In his poem “A, a, a Domine Deus,” David Jones encapsulated his outlook in its mode of that ambivalent anguish which he could never quite extirpate. The title, which serves also as a non-identical refrain, derives from the lamentations of Jeremiah over fallen Jerusalem.1 The poem also invokes the prophet Ezekiel’s vision of a valley of dry bones,2 as taken up by T. S. Eliot in The Waste Land, 3 and, in their absence, the “living creatures,” which were for him an enigmatic theophany. Jones records how he has diligently sought to discern both craft and signs within the contrivances of modern mass production and modernist architecture, but seems finally to confess in despair that he can find neither. His despair cannot be merely aesthetic, for he takes the physical productions of a civilisation to be the crucial indicators of the health of a culture, and so, in this case, the absence of signs is itself a sign of final decay, of the erosion of the West, which he consistently affirmed, in the wake of Oswald Spengler.4 Yet his own signs of despair, his “A, a, a,” and his “Eia!,” are not simply his own, but are also the collective cries of this culture also.
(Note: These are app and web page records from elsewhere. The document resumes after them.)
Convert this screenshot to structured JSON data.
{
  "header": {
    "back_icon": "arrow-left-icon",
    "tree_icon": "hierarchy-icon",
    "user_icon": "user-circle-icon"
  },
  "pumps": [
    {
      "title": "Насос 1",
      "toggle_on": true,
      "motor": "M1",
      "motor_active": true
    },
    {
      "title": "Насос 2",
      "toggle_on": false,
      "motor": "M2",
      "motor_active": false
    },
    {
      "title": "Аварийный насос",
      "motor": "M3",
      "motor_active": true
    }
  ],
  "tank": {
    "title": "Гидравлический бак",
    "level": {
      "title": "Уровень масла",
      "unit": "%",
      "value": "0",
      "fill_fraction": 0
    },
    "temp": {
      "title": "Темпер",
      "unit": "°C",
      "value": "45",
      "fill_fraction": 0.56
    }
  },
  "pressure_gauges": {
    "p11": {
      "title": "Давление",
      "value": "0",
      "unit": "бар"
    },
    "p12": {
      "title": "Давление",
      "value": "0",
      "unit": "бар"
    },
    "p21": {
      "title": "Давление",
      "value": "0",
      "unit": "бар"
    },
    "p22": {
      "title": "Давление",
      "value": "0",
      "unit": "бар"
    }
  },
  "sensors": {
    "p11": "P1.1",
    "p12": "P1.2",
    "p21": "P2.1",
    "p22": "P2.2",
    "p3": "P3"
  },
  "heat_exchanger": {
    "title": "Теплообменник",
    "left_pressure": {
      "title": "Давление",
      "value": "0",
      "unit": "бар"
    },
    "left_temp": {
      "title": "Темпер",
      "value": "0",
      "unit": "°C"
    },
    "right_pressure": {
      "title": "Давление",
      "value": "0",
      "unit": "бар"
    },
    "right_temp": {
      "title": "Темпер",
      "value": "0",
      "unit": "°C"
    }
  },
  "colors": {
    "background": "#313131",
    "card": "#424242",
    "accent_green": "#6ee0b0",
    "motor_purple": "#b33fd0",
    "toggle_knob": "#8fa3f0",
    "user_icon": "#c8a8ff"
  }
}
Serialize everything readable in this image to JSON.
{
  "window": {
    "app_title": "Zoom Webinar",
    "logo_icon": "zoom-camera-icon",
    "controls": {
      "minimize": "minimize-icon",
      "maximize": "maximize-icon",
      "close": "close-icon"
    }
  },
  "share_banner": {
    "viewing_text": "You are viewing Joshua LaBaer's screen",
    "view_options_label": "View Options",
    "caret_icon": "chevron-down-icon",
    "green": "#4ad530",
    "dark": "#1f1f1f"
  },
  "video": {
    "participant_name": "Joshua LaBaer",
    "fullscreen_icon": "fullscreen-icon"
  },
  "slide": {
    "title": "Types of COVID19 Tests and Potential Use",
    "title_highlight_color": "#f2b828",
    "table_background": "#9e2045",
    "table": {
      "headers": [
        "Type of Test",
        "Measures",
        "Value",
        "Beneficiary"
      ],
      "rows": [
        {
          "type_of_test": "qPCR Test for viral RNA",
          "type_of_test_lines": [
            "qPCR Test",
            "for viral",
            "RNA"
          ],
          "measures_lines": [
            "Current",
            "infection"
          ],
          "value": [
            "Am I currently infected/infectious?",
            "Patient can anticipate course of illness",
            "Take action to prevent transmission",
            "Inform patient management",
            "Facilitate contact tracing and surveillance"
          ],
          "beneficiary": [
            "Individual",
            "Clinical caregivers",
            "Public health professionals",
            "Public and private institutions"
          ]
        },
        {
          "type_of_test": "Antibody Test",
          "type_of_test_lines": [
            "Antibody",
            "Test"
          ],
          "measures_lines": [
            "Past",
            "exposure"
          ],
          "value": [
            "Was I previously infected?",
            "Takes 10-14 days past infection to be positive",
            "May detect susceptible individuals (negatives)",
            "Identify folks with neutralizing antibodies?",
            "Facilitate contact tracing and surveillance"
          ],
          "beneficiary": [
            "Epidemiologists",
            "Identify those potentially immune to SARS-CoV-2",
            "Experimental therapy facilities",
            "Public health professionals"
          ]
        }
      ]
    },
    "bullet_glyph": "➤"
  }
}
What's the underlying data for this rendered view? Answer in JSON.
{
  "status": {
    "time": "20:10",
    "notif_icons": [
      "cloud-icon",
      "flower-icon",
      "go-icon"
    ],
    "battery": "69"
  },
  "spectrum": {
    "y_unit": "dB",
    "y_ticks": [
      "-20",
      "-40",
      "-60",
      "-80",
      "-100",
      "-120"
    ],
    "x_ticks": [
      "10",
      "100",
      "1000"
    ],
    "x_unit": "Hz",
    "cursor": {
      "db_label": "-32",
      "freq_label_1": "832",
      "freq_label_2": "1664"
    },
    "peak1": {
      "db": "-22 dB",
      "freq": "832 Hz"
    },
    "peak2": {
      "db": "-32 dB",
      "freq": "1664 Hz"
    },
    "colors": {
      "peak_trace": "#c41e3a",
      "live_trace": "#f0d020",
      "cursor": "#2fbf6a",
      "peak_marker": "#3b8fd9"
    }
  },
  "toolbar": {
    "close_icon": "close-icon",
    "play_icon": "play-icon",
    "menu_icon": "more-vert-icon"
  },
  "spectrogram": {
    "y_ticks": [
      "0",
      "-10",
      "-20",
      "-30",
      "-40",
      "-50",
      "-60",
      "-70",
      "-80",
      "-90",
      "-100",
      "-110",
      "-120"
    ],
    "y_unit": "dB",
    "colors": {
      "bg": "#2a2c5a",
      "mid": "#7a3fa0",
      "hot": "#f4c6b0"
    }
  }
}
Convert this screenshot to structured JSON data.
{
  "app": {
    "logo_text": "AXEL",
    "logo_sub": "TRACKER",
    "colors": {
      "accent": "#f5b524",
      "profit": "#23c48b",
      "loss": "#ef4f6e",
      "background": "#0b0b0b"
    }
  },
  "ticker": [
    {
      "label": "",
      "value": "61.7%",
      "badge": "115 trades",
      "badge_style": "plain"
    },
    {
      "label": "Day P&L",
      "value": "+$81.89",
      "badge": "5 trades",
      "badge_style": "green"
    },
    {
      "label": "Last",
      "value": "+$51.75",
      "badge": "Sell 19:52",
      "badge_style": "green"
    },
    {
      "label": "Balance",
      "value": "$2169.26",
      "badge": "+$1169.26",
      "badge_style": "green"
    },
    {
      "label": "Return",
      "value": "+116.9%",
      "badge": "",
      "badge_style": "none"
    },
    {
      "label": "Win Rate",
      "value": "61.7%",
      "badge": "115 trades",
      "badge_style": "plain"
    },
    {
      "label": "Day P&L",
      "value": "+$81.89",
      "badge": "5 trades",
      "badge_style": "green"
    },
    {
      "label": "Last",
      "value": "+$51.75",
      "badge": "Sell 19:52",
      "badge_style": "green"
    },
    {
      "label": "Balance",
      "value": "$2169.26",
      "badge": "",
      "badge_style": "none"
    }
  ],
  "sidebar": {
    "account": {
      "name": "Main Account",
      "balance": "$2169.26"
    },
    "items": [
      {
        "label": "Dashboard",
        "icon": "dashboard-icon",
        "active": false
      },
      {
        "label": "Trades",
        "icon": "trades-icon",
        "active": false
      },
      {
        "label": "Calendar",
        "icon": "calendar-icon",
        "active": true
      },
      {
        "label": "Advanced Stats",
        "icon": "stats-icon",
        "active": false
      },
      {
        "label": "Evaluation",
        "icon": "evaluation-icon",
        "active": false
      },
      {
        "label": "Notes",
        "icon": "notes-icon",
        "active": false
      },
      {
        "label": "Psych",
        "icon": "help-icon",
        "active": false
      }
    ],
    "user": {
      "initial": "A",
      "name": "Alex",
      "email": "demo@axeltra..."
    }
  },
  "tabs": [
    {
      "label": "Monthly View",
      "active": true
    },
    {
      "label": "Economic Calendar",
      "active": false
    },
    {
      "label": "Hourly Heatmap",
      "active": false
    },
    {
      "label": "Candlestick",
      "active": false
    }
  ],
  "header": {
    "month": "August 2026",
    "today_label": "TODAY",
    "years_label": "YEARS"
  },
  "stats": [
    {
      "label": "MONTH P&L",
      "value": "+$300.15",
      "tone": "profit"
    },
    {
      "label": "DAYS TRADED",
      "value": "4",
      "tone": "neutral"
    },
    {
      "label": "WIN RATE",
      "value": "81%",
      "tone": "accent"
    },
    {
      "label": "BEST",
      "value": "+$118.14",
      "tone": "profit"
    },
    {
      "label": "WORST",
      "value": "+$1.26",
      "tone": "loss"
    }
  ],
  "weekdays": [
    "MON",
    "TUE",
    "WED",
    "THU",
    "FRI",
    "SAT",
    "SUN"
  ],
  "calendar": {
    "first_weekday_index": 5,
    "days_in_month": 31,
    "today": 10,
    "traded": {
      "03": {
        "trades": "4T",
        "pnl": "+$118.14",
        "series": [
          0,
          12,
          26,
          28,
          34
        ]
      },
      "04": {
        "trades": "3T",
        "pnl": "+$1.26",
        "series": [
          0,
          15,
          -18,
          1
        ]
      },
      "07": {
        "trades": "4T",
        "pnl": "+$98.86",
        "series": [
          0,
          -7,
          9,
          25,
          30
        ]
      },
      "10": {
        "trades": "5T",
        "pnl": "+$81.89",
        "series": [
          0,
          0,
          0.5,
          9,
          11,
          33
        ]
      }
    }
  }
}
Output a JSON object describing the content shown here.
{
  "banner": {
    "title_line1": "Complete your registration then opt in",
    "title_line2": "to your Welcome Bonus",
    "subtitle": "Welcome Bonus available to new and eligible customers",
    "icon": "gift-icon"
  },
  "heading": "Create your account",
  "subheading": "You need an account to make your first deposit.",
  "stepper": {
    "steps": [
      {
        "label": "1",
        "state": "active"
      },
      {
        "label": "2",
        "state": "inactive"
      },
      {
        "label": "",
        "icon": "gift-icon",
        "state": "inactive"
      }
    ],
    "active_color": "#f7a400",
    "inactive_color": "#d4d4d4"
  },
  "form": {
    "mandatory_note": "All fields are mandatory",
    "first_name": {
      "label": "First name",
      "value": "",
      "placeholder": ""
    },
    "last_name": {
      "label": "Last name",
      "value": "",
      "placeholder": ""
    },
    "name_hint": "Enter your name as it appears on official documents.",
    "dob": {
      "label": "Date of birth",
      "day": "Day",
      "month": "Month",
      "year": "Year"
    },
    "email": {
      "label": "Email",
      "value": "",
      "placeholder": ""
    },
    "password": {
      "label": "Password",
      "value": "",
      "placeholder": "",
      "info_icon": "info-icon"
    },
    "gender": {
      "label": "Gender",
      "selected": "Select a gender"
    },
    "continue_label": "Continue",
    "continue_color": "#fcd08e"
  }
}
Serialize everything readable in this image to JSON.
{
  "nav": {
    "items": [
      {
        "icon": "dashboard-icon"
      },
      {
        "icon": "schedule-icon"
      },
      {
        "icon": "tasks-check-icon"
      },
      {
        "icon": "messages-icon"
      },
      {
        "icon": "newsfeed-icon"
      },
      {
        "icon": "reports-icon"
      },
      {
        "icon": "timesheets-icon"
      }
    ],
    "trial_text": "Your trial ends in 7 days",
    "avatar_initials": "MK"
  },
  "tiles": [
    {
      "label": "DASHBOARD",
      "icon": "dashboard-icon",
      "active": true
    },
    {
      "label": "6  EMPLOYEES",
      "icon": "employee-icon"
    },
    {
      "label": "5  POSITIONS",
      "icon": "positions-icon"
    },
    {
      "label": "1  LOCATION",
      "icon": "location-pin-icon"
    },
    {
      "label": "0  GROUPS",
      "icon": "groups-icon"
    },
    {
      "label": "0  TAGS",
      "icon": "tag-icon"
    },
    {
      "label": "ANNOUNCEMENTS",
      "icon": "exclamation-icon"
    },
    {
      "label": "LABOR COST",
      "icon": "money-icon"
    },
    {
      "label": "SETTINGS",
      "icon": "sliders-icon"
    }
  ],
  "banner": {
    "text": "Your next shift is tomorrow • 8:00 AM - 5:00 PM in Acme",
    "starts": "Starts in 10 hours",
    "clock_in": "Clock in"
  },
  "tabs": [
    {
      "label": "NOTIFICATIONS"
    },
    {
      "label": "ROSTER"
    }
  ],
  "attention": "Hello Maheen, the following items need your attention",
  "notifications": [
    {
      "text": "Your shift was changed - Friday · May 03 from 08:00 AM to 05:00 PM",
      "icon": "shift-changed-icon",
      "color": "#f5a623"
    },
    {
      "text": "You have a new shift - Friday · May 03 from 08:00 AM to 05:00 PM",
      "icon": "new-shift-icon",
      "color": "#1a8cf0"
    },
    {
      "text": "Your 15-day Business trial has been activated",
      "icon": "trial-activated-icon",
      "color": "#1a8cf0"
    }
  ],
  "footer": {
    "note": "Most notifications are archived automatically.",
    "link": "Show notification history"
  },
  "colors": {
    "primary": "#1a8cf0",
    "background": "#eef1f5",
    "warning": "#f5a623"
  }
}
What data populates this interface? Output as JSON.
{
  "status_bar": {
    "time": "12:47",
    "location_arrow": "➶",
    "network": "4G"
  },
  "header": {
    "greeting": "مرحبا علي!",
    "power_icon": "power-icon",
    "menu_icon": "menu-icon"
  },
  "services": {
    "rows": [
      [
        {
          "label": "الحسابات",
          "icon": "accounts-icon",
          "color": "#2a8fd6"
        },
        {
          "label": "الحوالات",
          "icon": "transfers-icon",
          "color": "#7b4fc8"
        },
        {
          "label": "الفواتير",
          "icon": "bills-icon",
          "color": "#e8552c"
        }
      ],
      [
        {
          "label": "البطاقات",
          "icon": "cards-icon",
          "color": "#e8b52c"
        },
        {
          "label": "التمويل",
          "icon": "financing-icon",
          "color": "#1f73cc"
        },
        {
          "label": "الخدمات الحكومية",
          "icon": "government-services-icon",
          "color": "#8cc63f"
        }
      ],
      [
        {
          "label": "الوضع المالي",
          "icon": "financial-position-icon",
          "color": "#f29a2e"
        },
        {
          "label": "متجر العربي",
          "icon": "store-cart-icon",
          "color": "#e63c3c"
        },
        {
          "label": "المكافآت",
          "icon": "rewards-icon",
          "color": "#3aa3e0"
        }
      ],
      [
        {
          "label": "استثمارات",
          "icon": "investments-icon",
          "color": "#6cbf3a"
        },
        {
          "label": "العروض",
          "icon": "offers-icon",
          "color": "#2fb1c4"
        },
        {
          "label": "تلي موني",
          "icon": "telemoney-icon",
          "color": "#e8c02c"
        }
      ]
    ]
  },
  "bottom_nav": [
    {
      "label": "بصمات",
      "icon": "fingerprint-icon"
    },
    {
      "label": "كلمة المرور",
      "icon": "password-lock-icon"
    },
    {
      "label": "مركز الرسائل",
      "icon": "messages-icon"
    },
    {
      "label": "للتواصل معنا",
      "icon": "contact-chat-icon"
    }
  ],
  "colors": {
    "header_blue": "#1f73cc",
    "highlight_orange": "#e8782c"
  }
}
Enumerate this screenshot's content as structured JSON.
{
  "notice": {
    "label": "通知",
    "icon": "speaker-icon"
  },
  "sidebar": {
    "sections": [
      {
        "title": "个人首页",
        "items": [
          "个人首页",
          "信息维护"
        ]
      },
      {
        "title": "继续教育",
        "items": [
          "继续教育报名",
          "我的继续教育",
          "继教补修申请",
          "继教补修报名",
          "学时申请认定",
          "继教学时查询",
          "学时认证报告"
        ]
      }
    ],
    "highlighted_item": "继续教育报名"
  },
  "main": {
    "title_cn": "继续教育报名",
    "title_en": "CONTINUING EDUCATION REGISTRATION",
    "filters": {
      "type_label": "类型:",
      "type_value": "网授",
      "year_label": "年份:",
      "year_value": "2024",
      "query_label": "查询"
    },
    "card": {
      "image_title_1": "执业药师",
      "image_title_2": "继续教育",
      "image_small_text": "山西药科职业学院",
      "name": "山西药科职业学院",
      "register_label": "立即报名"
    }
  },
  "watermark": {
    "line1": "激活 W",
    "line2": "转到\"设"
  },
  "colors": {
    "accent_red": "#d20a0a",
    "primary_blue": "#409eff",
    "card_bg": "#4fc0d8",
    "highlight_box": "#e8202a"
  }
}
In that sense, Jones speaks ambivalently from both outside and within his own times.